Jonathan Anderson wants to put the viewer in charge. Wrapped in newspaper and bound with screws, the designer’s Spring/Summer 2021 presentation comes in the form of a book which, when taken apart, provides the ingredients to assemble the collection in epistolary form. The looks themselves are presented as perforated printouts, meant to be torn out and recombined with an array of photographs, colorful backdrops, and fabric samples. Through this act of personal assemblage, Anderson hopes to engage the user in a form of imaginative play, stating that he wants to “leave it to the viewer to come up with their own solution to the show.”

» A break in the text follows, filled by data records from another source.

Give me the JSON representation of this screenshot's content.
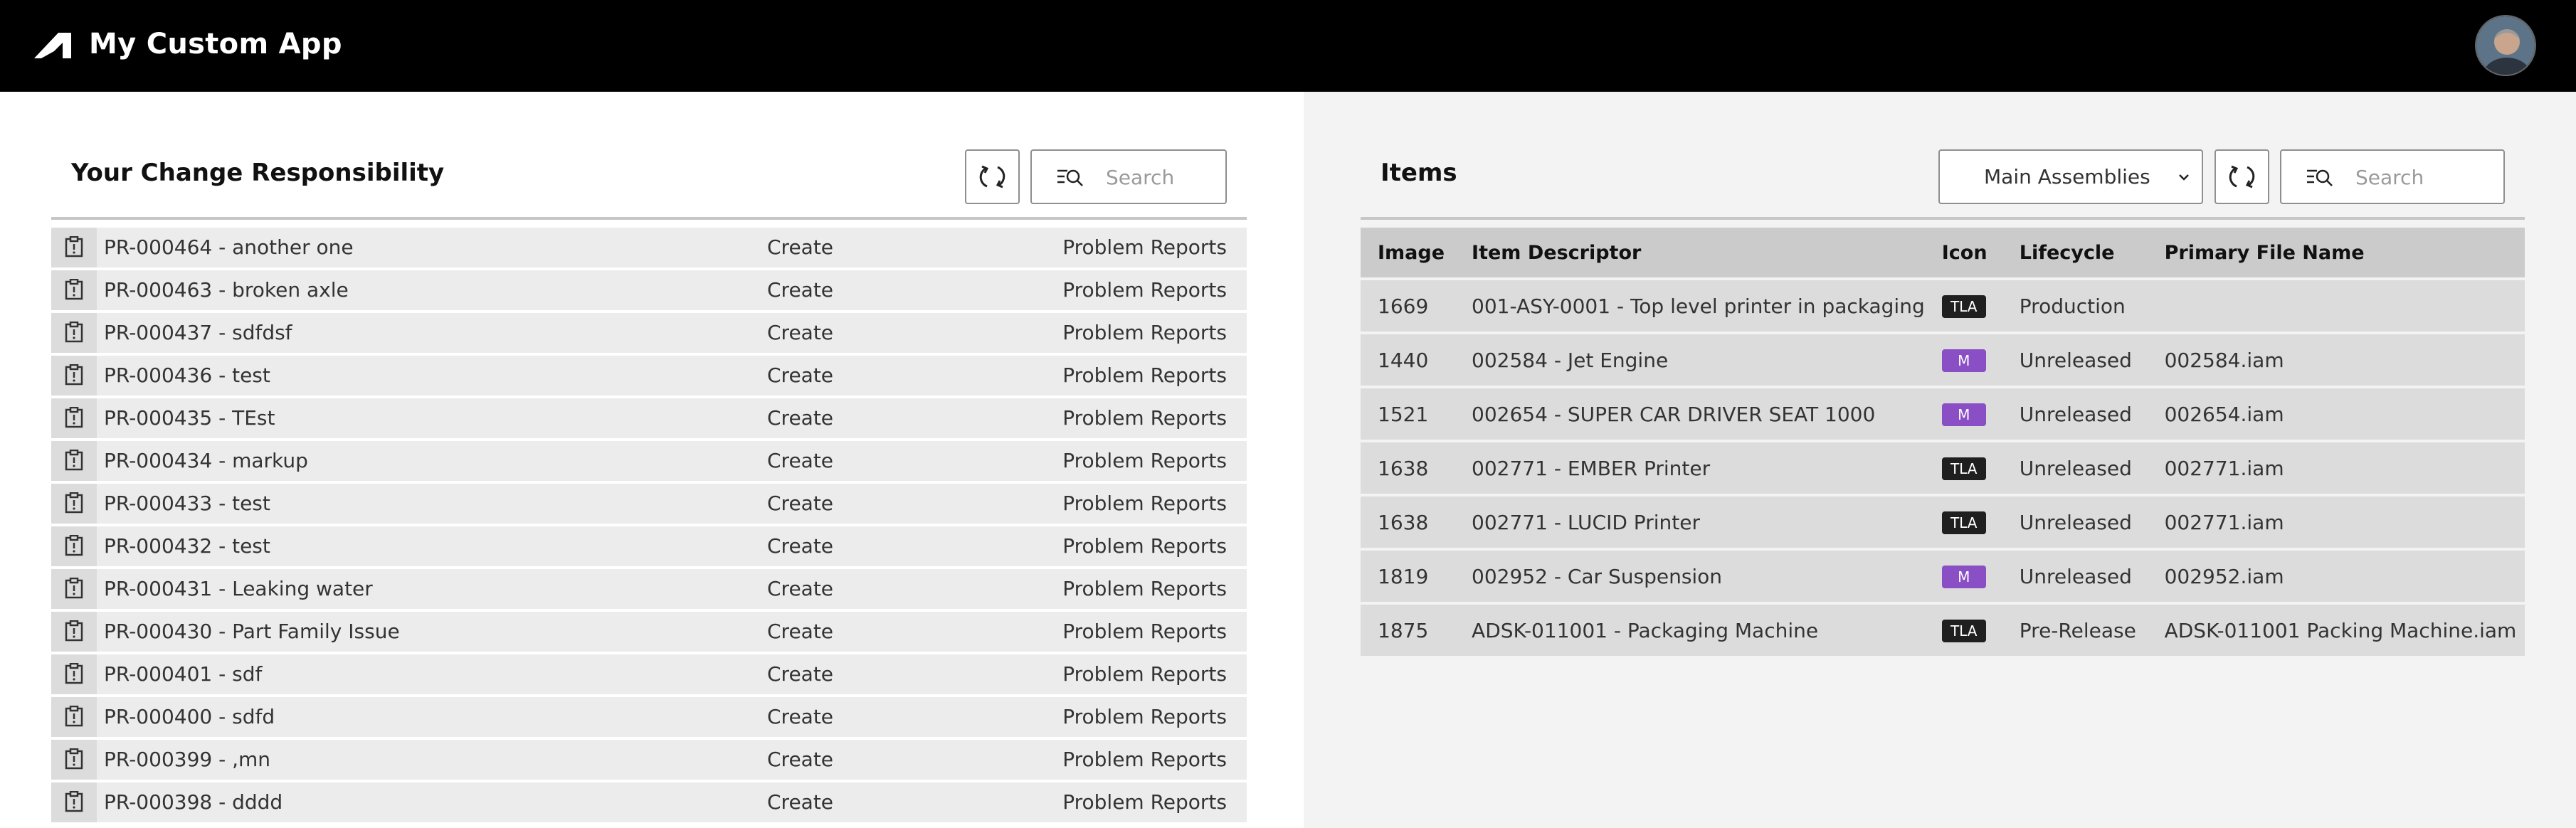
{
  "header": {
    "title": "My Custom App"
  },
  "left": {
    "title": "Your Change Responsibility",
    "search_placeholder": "Search",
    "rows": [
      {
        "title": "PR-000464 - another one",
        "action": "Create",
        "workspace": "Problem Reports"
      },
      {
        "title": "PR-000463 - broken axle",
        "action": "Create",
        "workspace": "Problem Reports"
      },
      {
        "title": "PR-000437 - sdfdsf",
        "action": "Create",
        "workspace": "Problem Reports"
      },
      {
        "title": "PR-000436 - test",
        "action": "Create",
        "workspace": "Problem Reports"
      },
      {
        "title": "PR-000435 - TEst",
        "action": "Create",
        "workspace": "Problem Reports"
      },
      {
        "title": "PR-000434 - markup",
        "action": "Create",
        "workspace": "Problem Reports"
      },
      {
        "title": "PR-000433 - test",
        "action": "Create",
        "workspace": "Problem Reports"
      },
      {
        "title": "PR-000432 - test",
        "action": "Create",
        "workspace": "Problem Reports"
      },
      {
        "title": "PR-000431 - Leaking water",
        "action": "Create",
        "workspace": "Problem Reports"
      },
      {
        "title": "PR-000430 - Part Family Issue",
        "action": "Create",
        "workspace": "Problem Reports"
      },
      {
        "title": "PR-000401 - sdf",
        "action": "Create",
        "workspace": "Problem Reports"
      },
      {
        "title": "PR-000400 - sdfd",
        "action": "Create",
        "workspace": "Problem Reports"
      },
      {
        "title": "PR-000399 - ,mn",
        "action": "Create",
        "workspace": "Problem Reports"
      },
      {
        "title": "PR-000398 - dddd",
        "action": "Create",
        "workspace": "Problem Reports"
      }
    ]
  },
  "right": {
    "title": "Items",
    "view_select": "Main Assemblies",
    "search_placeholder": "Search",
    "columns": [
      "Image",
      "Item Descriptor",
      "Icon",
      "Lifecycle",
      "Primary File Name"
    ],
    "rows": [
      {
        "image": "1669",
        "descriptor": "001-ASY-0001 - Top level printer in packaging",
        "icon": "TLA",
        "lifecycle": "Production",
        "file": ""
      },
      {
        "image": "1440",
        "descriptor": "002584 - Jet Engine",
        "icon": "M",
        "lifecycle": "Unreleased",
        "file": "002584.iam"
      },
      {
        "image": "1521",
        "descriptor": "002654 - SUPER CAR DRIVER SEAT 1000",
        "icon": "M",
        "lifecycle": "Unreleased",
        "file": "002654.iam"
      },
      {
        "image": "1638",
        "descriptor": "002771 - EMBER Printer",
        "icon": "TLA",
        "lifecycle": "Unreleased",
        "file": "002771.iam"
      },
      {
        "image": "1638",
        "descriptor": "002771 - LUCID Printer",
        "icon": "TLA",
        "lifecycle": "Unreleased",
        "file": "002771.iam"
      },
      {
        "image": "1819",
        "descriptor": "002952 - Car Suspension",
        "icon": "M",
        "lifecycle": "Unreleased",
        "file": "002952.iam"
      },
      {
        "image": "1875",
        "descriptor": "ADSK-011001 - Packaging Machine",
        "icon": "TLA",
        "lifecycle": "Pre-Release",
        "file": "ADSK-011001 Packing Machine.iam"
      }
    ]
  },
  "colors": {
    "header_bg": "#000000",
    "badge_tla": "#1f1f1f",
    "badge_m": "#8a4fc4",
    "right_bg": "#f3f3f3"
  }
}
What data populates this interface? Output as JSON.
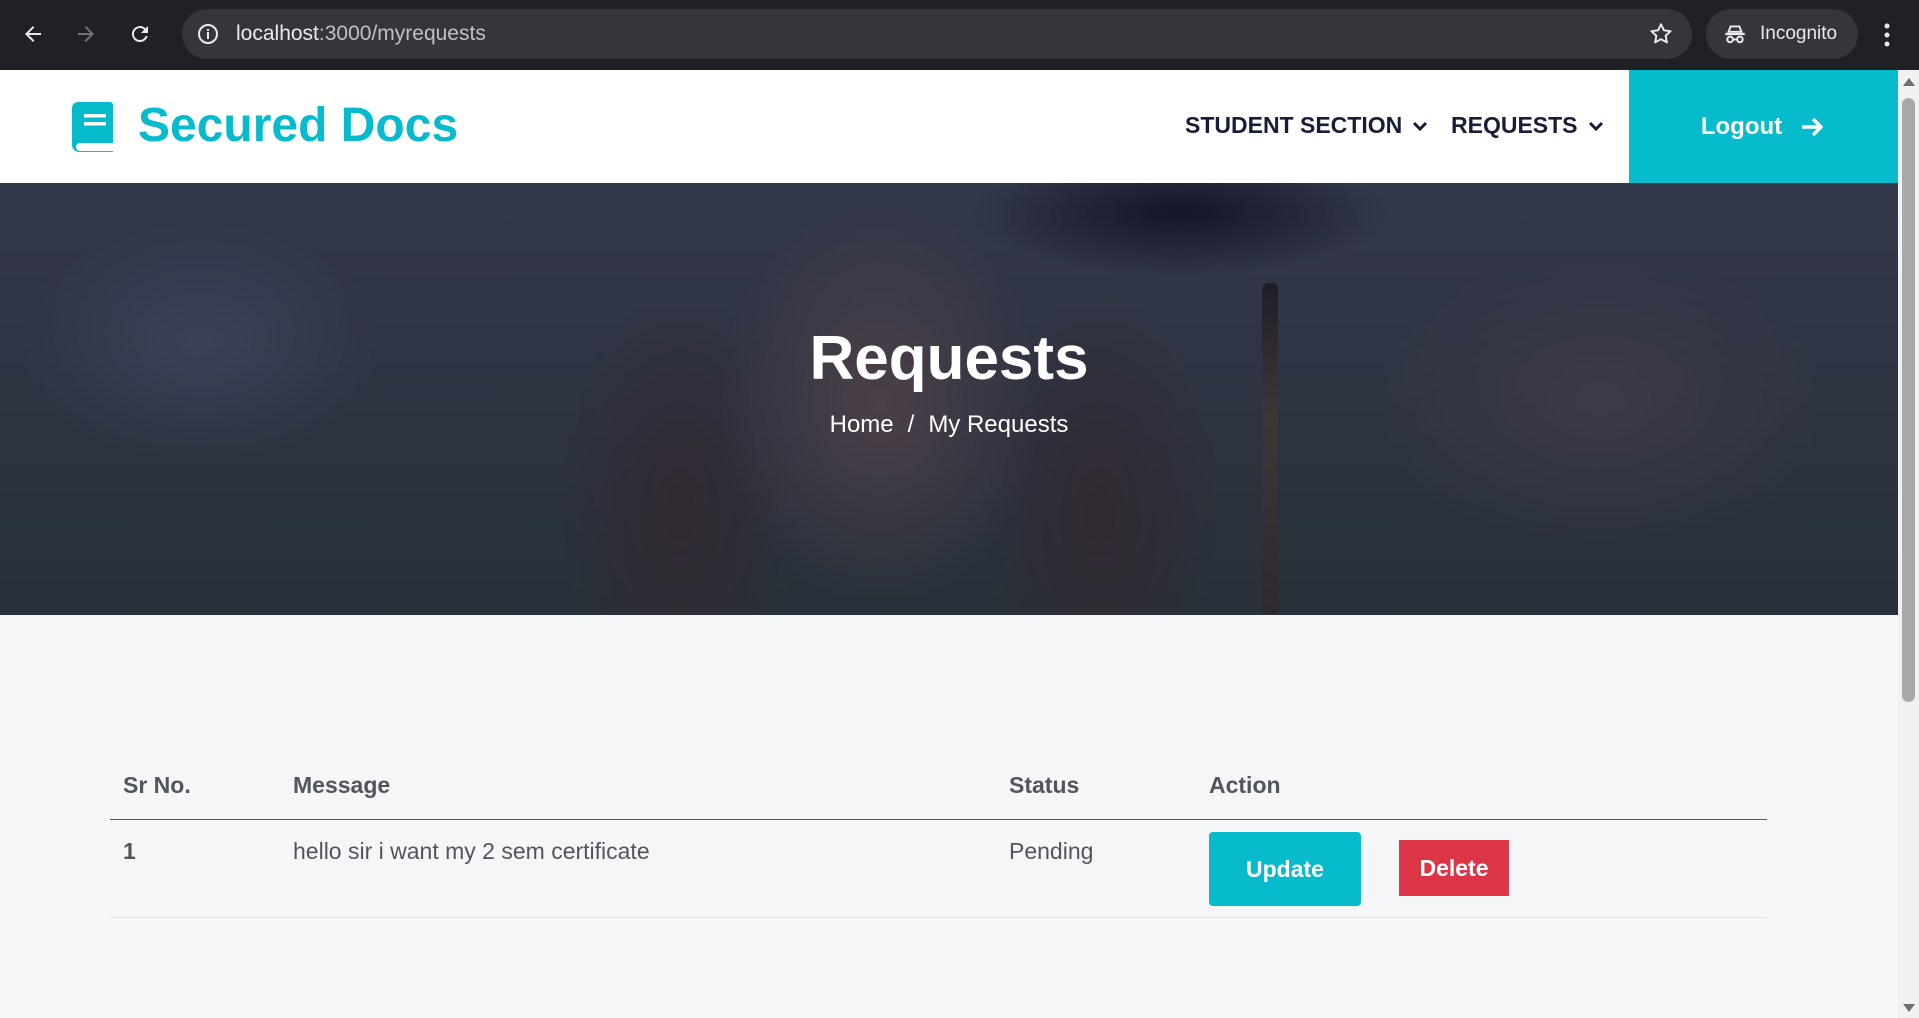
{
  "browser": {
    "url_host": "localhost",
    "url_path": ":3000/myrequests",
    "profile_label": "Incognito",
    "icons": [
      "back-icon",
      "forward-icon",
      "reload-icon",
      "site-info-icon",
      "bookmark-star-icon",
      "incognito-icon",
      "menu-kebab-icon"
    ]
  },
  "navbar": {
    "brand": "Secured Docs",
    "brand_icon": "book-icon",
    "items": [
      {
        "label": "STUDENT SECTION",
        "icon": "chevron-down-icon"
      },
      {
        "label": "REQUESTS",
        "icon": "chevron-down-icon"
      }
    ],
    "logout_label": "Logout",
    "logout_icon": "arrow-right-icon"
  },
  "hero": {
    "title": "Requests",
    "breadcrumb": {
      "home": "Home",
      "separator": "/",
      "current": "My Requests"
    }
  },
  "table": {
    "headers": [
      "Sr No.",
      "Message",
      "Status",
      "Action"
    ],
    "rows": [
      {
        "sr": "1",
        "message": "hello sir i want my 2 sem certificate",
        "status": "Pending",
        "update_label": "Update",
        "delete_label": "Delete"
      }
    ]
  },
  "colors": {
    "primary": "#06bbcc",
    "danger": "#dc3545",
    "dark": "#181d38",
    "chrome": "#202124"
  }
}
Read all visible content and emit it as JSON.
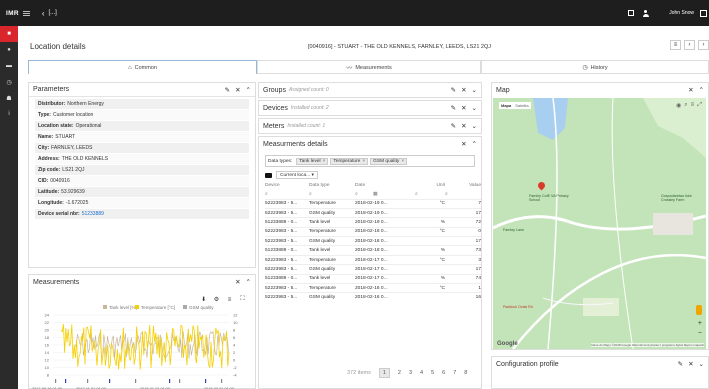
{
  "topbar": {
    "logo": "IMR",
    "back_icon": "chevron-left-icon",
    "breadcrumb": "[...]",
    "user_name": "John Snow"
  },
  "sidebar": {
    "items": [
      {
        "icon": "grid-icon",
        "glyph": "■",
        "active": true
      },
      {
        "icon": "location-icon",
        "glyph": "●",
        "active": false
      },
      {
        "icon": "truck-icon",
        "glyph": "▬",
        "active": false
      },
      {
        "icon": "clock-icon",
        "glyph": "◷",
        "active": false
      },
      {
        "icon": "users-icon",
        "glyph": "☗",
        "active": false
      },
      {
        "icon": "info-icon",
        "glyph": "i",
        "active": false
      }
    ]
  },
  "page": {
    "title": "Location details",
    "reference": "[0040916] - STUART - THE OLD KENNELS, FARNLEY, LEEDS, LS21 2QJ",
    "tabs": [
      {
        "label": "Common",
        "icon": "home-icon",
        "glyph": "⌂",
        "active": true
      },
      {
        "label": "Measurements",
        "icon": "line-chart-icon",
        "glyph": "〰",
        "active": false
      },
      {
        "label": "History",
        "icon": "history-icon",
        "glyph": "◷",
        "active": false
      }
    ]
  },
  "parameters": {
    "title": "Parameters",
    "rows": [
      {
        "label": "Distributor:",
        "value": "Northern Energy"
      },
      {
        "label": "Type:",
        "value": "Customer location"
      },
      {
        "label": "Location state:",
        "value": "Operational"
      },
      {
        "label": "Name:",
        "value": "STUART"
      },
      {
        "label": "City:",
        "value": "FARNLEY, LEEDS"
      },
      {
        "label": "Address:",
        "value": "THE OLD KENNELS"
      },
      {
        "label": "Zip code:",
        "value": "LS21 2QJ"
      },
      {
        "label": "CID:",
        "value": "0040916"
      },
      {
        "label": "Latitude:",
        "value": "53.929639"
      },
      {
        "label": "Longitude:",
        "value": "-1.672025"
      },
      {
        "label": "Device serial nbr:",
        "value": "51233889"
      }
    ]
  },
  "groups": {
    "title": "Groups",
    "sub": "Assigned count: 0"
  },
  "devices": {
    "title": "Devices",
    "sub": "Installed count: 2"
  },
  "meters": {
    "title": "Meters",
    "sub": "Installed count: 1"
  },
  "details": {
    "title": "Measurments details",
    "chips_label": "Data types:",
    "chips": [
      "Tank level",
      "Temperature",
      "GSM quality"
    ],
    "location_filter": "Current loca...",
    "columns": [
      "Device",
      "Data type",
      "Date",
      "Unit",
      "Value"
    ],
    "rows": [
      [
        "52223983 - 5...",
        "Temperature",
        "2018-02-19 0...",
        "°C",
        "7"
      ],
      [
        "52223983 - 5...",
        "GSM quality",
        "2018-02-19 0...",
        "",
        "17"
      ],
      [
        "51233889 - 0...",
        "Tank level",
        "2018-02-19 0...",
        "%",
        "72"
      ],
      [
        "52223983 - 5...",
        "Temperature",
        "2018-02-18 0...",
        "°C",
        "0"
      ],
      [
        "52223983 - 5...",
        "GSM quality",
        "2018-02-18 0...",
        "",
        "17"
      ],
      [
        "51233889 - 0...",
        "Tank level",
        "2018-02-18 0...",
        "%",
        "73"
      ],
      [
        "52223983 - 5...",
        "Temperature",
        "2018-02-17 0...",
        "°C",
        "3"
      ],
      [
        "52223983 - 5...",
        "GSM quality",
        "2018-02-17 0...",
        "",
        "17"
      ],
      [
        "51233889 - 0...",
        "Tank level",
        "2018-02-17 0...",
        "%",
        "74"
      ],
      [
        "52223983 - 5...",
        "Temperature",
        "2018-02-16 0...",
        "°C",
        "1"
      ],
      [
        "52223983 - 5...",
        "GSM quality",
        "2018-02-16 0...",
        "",
        "16"
      ]
    ],
    "pager": {
      "total": "372 items",
      "pages": [
        "1",
        "2",
        "3",
        "4",
        "5",
        "6",
        "7",
        "8"
      ],
      "current": "1"
    }
  },
  "measurements": {
    "title": "Measurements",
    "chart_data": {
      "type": "line",
      "series": [
        {
          "name": "Tank level [%]",
          "color": "#c8b79a"
        },
        {
          "name": "Temperature [°C]",
          "color": "#f5d000"
        },
        {
          "name": "GSM quality",
          "color": "#aaaaaa"
        }
      ],
      "y_left_ticks": [
        "24",
        "22",
        "20",
        "18",
        "16",
        "14",
        "12",
        "10",
        "8"
      ],
      "y_right_ticks": [
        "12",
        "10",
        "8",
        "6",
        "4",
        "2",
        "0",
        "-2",
        "-4"
      ],
      "x_ticks": [
        "2017-09-16 01:00",
        "2017-11-01 01:00",
        "2018-01-01 01:00",
        "2018-03-01 01:00"
      ]
    }
  },
  "map": {
    "title": "Map",
    "type_buttons": [
      "Mapa",
      "Satelita"
    ],
    "labels": [
      "Farnley CofE VA Primary School",
      "Gospodarstwo Iske Crossley Farm",
      "Farnley Lane",
      "Paddock Ovals Rd"
    ],
    "google": "Google",
    "footer": "Dane do Mapy ©2018 Google   Warunki korzystania z programu   Zgłoś błąd w mapach"
  },
  "config": {
    "title": "Configuration profile"
  }
}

Replete with cascading fabric and fluid draping, JW Anderson’s latest collection evokes the delicate interplay between pared down elegance and expressive excess. This is communicated in the poetic tension between generous curves and pointed collars, statement sleeves and incongruous pockets; rich textures draw the eye past the voluminous silhouettes and fluid draping for which the brand is known. Floral jacquard, pleated motifs, and rich jewel tones dominate, while the airy, grecian quality and silky, asymmetric drape of pearlescent fabrics add a hint of lightness to the vision. The utilitarian edge of the coats is tempered by a surplus of pockets, or else softened by a fluttering sleeve and loose, undone styling that evokes a sense of movement just below the surface. The models, who confront the camera with a steely, focused gaze, are neither lost in the luscious drape of fabric, nor immune to it; juxtaposed with the varying photographic backgrounds, the starkness of their pose adds an irreverent edge to the presentation.
In a nod to the current global conditions, the brand describes wanting to make a show that “creates new engagement and new excitement that are only possible now,” rather than invoking what is currently impossible. By requiring user participation in order to assemble and visualize the collection, Anderson’s second show-in-a-box issues a call to engage, be present, and take part in a process that is uniquely shaped by this particular moment in time. “Usually in a fashion show, you are all about control,” Anderson explains in the video reveal. “I’m really trying to [in a weird way] mark or remember these parts of history [by] embracing the change and the challenge of it.”
This interactive presentation builds on ideas from his first show-in-a-box, which arrived complete with keepsakes like pressed flowers and fabric samples from the collection. Delivered by snail mail, both are a tribute to the process-oriented nature of a simpler time: in going analog, Anderson demands the viewer’s sustained attention at a time when streaming feels second nature. The resulting presentation is an ode to the creative constraint, and the ways it can be used to foster a spirit of play.